We cannot know the sentiments of every individual Lutheran who transmitted or performed the Missa Pange lingua and why they chose to do so. Nevertheless, there is no evidence of Lutherans aligning the mass – or its borrowed material – with negative opinions of Corpus Christi such as those expressed by Martin Luther in his Kemberg sermon. Instead, Lutherans were indeed comfortable incorporating the text and melody of Pange lingua into their repertory, whether they chose to do so because they found the mass aesthetically pleasing or because they interpreted the hymn in a way that conformed to their own Eucharistic theology. Meanwhile, Catholics in Germany continued to observe Corpus Christi throughout the sixteenth century. In fact, the Eucharist became a powerful rhetorical device for the Counter-Reformation effort of the Catholic Church; Alexander Fisher referred to the Eucharist as ‘arguably the most powerful and controversial symbol in the Catholic arsenal’.Footnote 114 Nevertheless, there are no extant Germanic Missa Pange lingua sources associated with the Counter-Reformation efforts of the Catholic Church.Footnote 115

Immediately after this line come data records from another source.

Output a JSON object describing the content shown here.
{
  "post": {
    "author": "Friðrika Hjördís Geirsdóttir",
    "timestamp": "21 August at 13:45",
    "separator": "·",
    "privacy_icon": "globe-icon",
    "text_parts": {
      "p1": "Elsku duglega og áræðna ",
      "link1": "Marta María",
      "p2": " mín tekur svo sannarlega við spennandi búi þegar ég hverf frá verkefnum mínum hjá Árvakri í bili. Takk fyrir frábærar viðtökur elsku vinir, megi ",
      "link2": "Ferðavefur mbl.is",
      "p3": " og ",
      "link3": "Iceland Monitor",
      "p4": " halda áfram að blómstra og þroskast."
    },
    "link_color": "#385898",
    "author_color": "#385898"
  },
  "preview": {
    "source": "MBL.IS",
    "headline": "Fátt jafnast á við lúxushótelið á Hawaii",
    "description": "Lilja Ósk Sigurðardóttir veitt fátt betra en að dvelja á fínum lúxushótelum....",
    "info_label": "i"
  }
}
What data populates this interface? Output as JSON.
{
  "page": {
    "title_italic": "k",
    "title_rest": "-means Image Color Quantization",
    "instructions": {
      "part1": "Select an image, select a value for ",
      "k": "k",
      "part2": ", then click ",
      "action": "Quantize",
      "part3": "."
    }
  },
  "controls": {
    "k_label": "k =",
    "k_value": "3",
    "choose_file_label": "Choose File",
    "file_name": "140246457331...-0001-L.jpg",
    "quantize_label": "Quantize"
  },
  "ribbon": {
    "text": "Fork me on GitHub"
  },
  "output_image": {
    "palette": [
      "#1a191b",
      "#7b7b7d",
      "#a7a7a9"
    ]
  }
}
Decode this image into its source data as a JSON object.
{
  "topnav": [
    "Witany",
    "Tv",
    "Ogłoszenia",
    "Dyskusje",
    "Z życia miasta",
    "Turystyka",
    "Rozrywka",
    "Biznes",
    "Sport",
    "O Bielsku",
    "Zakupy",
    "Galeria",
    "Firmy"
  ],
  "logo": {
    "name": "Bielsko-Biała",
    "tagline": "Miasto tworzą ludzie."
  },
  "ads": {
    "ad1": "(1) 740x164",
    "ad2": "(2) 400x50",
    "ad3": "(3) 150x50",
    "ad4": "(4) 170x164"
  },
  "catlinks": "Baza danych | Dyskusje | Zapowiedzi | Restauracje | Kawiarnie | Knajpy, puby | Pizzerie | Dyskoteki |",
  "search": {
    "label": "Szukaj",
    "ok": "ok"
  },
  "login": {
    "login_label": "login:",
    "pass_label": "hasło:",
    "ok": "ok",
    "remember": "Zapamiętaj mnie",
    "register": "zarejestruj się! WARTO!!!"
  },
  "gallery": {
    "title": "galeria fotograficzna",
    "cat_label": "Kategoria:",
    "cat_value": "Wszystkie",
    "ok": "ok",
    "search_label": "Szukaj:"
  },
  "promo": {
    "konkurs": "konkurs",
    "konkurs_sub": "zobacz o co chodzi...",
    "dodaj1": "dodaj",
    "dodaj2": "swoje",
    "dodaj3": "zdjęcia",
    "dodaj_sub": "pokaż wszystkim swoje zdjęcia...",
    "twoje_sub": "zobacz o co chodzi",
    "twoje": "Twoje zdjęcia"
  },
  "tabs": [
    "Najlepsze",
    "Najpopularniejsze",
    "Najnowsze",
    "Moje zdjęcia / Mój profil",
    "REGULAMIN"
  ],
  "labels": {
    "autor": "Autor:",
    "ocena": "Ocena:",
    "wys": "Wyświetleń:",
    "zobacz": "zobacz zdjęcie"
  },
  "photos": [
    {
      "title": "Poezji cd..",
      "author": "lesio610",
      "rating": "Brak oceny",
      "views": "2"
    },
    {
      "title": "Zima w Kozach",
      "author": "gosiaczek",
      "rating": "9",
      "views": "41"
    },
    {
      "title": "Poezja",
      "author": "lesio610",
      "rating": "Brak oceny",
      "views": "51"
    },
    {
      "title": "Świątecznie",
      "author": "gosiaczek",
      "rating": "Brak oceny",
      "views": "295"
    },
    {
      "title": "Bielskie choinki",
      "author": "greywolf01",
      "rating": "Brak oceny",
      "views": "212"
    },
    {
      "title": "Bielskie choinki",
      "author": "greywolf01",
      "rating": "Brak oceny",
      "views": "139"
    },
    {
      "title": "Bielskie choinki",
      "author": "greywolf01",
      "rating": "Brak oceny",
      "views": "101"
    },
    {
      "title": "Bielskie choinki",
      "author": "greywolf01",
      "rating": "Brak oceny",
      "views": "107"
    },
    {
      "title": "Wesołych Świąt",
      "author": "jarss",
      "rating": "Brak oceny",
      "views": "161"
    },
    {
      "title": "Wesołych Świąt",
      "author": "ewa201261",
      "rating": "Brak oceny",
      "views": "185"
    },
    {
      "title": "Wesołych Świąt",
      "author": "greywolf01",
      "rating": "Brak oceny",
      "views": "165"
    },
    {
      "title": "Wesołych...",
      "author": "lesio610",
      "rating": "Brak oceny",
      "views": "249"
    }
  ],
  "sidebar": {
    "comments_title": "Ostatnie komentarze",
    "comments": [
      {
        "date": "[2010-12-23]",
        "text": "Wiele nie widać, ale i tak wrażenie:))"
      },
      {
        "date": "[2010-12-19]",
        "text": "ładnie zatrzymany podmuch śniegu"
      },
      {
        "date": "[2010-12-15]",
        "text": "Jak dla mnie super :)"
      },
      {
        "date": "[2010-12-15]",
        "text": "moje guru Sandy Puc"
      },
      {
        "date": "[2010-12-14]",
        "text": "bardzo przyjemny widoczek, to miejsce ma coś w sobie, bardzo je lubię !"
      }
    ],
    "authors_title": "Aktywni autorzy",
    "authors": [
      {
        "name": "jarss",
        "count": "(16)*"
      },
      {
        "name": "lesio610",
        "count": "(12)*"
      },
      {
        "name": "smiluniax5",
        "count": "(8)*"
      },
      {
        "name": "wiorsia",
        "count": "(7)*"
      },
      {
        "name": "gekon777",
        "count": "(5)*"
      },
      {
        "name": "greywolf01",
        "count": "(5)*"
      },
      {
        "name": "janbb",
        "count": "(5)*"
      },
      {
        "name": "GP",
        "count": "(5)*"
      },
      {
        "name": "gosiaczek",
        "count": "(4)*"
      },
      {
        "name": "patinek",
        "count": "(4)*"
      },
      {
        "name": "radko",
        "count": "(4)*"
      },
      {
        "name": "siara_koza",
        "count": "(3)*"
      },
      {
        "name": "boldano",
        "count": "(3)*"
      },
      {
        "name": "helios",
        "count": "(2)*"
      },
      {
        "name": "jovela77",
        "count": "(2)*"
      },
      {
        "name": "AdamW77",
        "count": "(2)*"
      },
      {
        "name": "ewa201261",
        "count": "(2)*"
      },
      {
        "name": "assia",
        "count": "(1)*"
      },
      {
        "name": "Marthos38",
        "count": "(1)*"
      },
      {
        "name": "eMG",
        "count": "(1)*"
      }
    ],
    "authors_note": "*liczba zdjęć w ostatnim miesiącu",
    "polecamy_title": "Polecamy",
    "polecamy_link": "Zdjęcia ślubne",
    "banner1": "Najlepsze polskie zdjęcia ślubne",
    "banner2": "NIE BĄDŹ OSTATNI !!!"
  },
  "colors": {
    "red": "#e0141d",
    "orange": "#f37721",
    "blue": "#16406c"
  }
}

The Lutheran reception of the Missa Pange lingua is a striking example of how Christians who broke away from the Roman Church still utilised its music for their own purposes, but it is also significant in the current reception of the mass. Editors of the two earliest modern editions of the mass, Otto Kade and Friedrich Blume, both consulted Missae tredecim as their primary source.Footnote 116 At the International Josquin Festival-Conference in 1971, Blume described how he and his students studied the mass in 1927 after a student discovered Kade’s edition in the Prussian State Library.Footnote 117 Had the Missa Pange lingua not appeared in Missae tredecim and experienced a ‘Renaissance’ in the early Lutheran church, its life in the twentieth century might have been very different. Finally, the sixteenth-century Germanic reception of the Missa Pange lingua reveals that a borrowed melody in a mass may only be a single layer in the initial performance and reception history of that mass, thus warranting consideration of this mass – and perhaps many others – within the musical histories of both the Catholic and Lutheran confessions.